▶ BRIEF: The answer must be the full data, restated word for word, with no pictures in it.

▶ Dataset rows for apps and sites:
◇ ◇ ◇ ◇ ◇ ◇ ◇
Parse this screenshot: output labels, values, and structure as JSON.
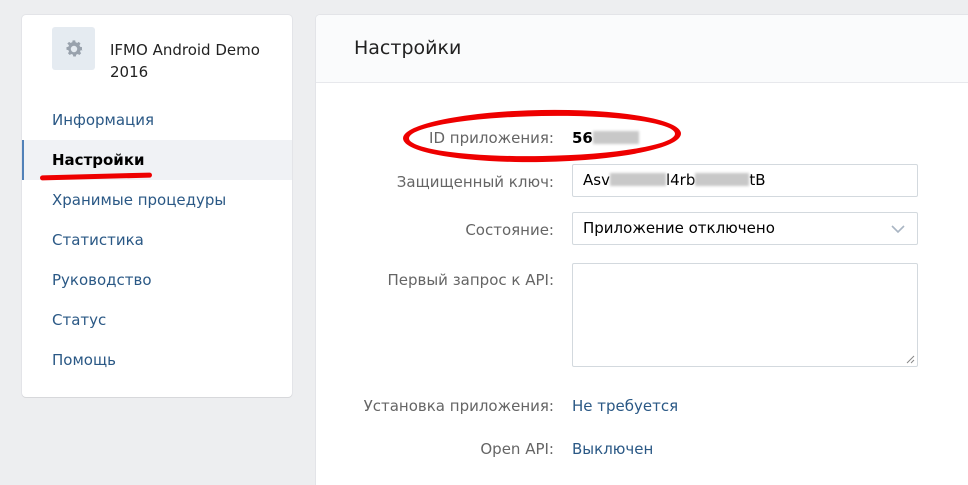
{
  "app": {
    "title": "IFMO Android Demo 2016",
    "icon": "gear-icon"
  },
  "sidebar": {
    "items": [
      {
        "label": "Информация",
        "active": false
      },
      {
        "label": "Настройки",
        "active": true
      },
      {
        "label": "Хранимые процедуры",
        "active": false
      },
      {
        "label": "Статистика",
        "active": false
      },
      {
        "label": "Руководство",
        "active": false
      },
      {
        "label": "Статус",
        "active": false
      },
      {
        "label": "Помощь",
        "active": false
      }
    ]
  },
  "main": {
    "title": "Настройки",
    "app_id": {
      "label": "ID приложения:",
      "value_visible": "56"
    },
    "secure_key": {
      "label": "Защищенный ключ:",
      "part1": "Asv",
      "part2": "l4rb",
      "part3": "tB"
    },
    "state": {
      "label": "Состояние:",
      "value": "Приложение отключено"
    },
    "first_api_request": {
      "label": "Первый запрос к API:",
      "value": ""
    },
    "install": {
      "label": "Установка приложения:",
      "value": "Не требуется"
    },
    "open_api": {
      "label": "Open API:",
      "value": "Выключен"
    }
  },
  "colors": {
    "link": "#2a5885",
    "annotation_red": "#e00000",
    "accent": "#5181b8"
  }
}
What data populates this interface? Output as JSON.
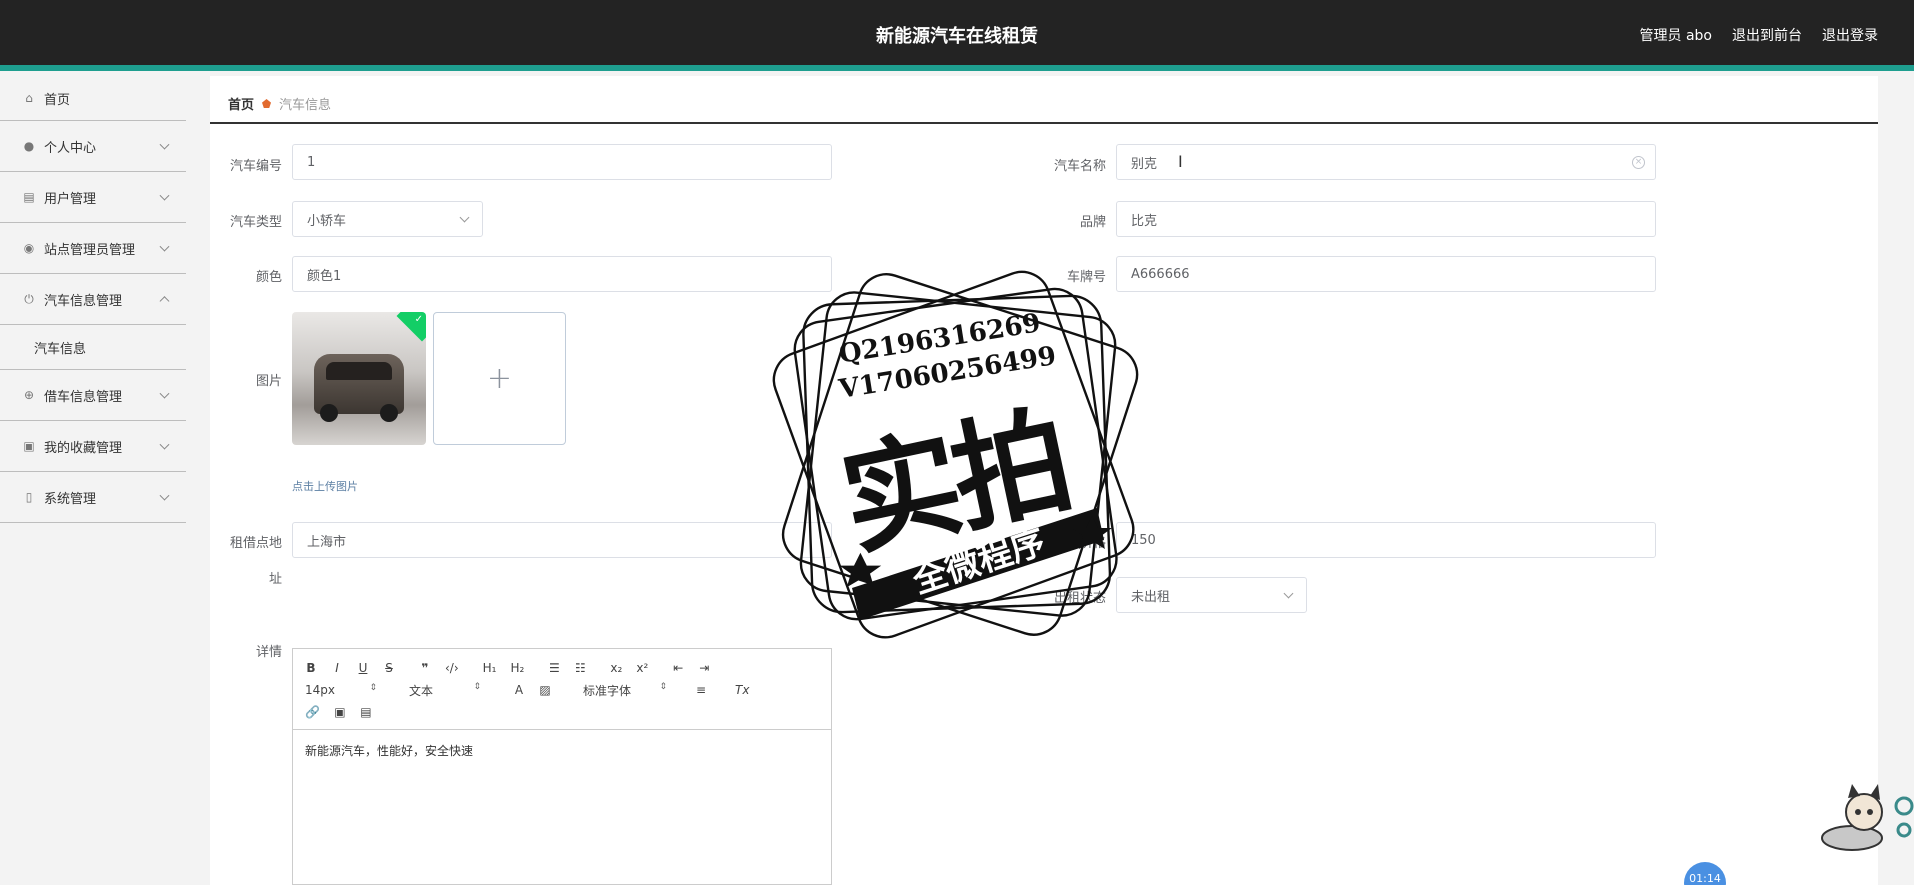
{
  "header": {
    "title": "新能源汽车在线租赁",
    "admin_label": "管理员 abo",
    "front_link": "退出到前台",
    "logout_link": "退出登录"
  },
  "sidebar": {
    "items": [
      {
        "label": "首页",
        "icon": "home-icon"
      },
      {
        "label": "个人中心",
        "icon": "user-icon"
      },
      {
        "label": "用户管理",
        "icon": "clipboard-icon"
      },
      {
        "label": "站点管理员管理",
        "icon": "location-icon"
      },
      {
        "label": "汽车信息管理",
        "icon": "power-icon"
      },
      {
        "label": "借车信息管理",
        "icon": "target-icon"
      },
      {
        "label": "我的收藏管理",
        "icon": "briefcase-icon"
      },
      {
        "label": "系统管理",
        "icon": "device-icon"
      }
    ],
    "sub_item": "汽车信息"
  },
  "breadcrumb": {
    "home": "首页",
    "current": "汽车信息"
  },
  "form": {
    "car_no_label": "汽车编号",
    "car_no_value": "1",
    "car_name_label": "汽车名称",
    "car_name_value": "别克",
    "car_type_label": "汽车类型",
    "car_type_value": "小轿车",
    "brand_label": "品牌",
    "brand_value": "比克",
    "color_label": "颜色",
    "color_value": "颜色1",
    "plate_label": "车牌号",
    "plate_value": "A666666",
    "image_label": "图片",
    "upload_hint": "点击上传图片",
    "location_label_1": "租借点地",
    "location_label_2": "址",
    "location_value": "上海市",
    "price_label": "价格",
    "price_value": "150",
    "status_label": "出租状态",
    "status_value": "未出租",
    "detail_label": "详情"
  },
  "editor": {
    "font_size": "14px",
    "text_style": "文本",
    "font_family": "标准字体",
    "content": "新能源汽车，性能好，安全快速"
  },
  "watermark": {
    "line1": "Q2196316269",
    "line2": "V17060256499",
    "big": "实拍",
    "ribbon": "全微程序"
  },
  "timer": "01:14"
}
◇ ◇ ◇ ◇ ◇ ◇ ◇
▶ RESPONSE AREA:
Parse this screenshot: output labels, values, and structure as JSON.
{
  "app": {
    "title": "IFMO Android Demo 2016",
    "icon": "gear-icon"
  },
  "sidebar": {
    "items": [
      {
        "label": "Информация",
        "active": false
      },
      {
        "label": "Настройки",
        "active": true
      },
      {
        "label": "Хранимые процедуры",
        "active": false
      },
      {
        "label": "Статистика",
        "active": false
      },
      {
        "label": "Руководство",
        "active": false
      },
      {
        "label": "Статус",
        "active": false
      },
      {
        "label": "Помощь",
        "active": false
      }
    ]
  },
  "main": {
    "title": "Настройки",
    "app_id": {
      "label": "ID приложения:",
      "value_visible": "56"
    },
    "secure_key": {
      "label": "Защищенный ключ:",
      "part1": "Asv",
      "part2": "l4rb",
      "part3": "tB"
    },
    "state": {
      "label": "Состояние:",
      "value": "Приложение отключено"
    },
    "first_api_request": {
      "label": "Первый запрос к API:",
      "value": ""
    },
    "install": {
      "label": "Установка приложения:",
      "value": "Не требуется"
    },
    "open_api": {
      "label": "Open API:",
      "value": "Выключен"
    }
  },
  "colors": {
    "link": "#2a5885",
    "annotation_red": "#e00000",
    "accent": "#5181b8"
  }
}
What data populates this interface? Output as JSON.
{
  "header": {
    "title": "新能源汽车在线租赁",
    "admin_label": "管理员 abo",
    "front_link": "退出到前台",
    "logout_link": "退出登录"
  },
  "sidebar": {
    "items": [
      {
        "label": "首页",
        "icon": "home-icon"
      },
      {
        "label": "个人中心",
        "icon": "user-icon"
      },
      {
        "label": "用户管理",
        "icon": "clipboard-icon"
      },
      {
        "label": "站点管理员管理",
        "icon": "location-icon"
      },
      {
        "label": "汽车信息管理",
        "icon": "power-icon"
      },
      {
        "label": "借车信息管理",
        "icon": "target-icon"
      },
      {
        "label": "我的收藏管理",
        "icon": "briefcase-icon"
      },
      {
        "label": "系统管理",
        "icon": "device-icon"
      }
    ],
    "sub_item": "汽车信息"
  },
  "breadcrumb": {
    "home": "首页",
    "current": "汽车信息"
  },
  "form": {
    "car_no_label": "汽车编号",
    "car_no_value": "1",
    "car_name_label": "汽车名称",
    "car_name_value": "别克",
    "car_type_label": "汽车类型",
    "car_type_value": "小轿车",
    "brand_label": "品牌",
    "brand_value": "比克",
    "color_label": "颜色",
    "color_value": "颜色1",
    "plate_label": "车牌号",
    "plate_value": "A666666",
    "image_label": "图片",
    "upload_hint": "点击上传图片",
    "location_label_1": "租借点地",
    "location_label_2": "址",
    "location_value": "上海市",
    "price_label": "价格",
    "price_value": "150",
    "status_label": "出租状态",
    "status_value": "未出租",
    "detail_label": "详情"
  },
  "editor": {
    "font_size": "14px",
    "text_style": "文本",
    "font_family": "标准字体",
    "content": "新能源汽车，性能好，安全快速"
  },
  "watermark": {
    "line1": "Q2196316269",
    "line2": "V17060256499",
    "big": "实拍",
    "ribbon": "全微程序"
  },
  "timer": "01:14"
}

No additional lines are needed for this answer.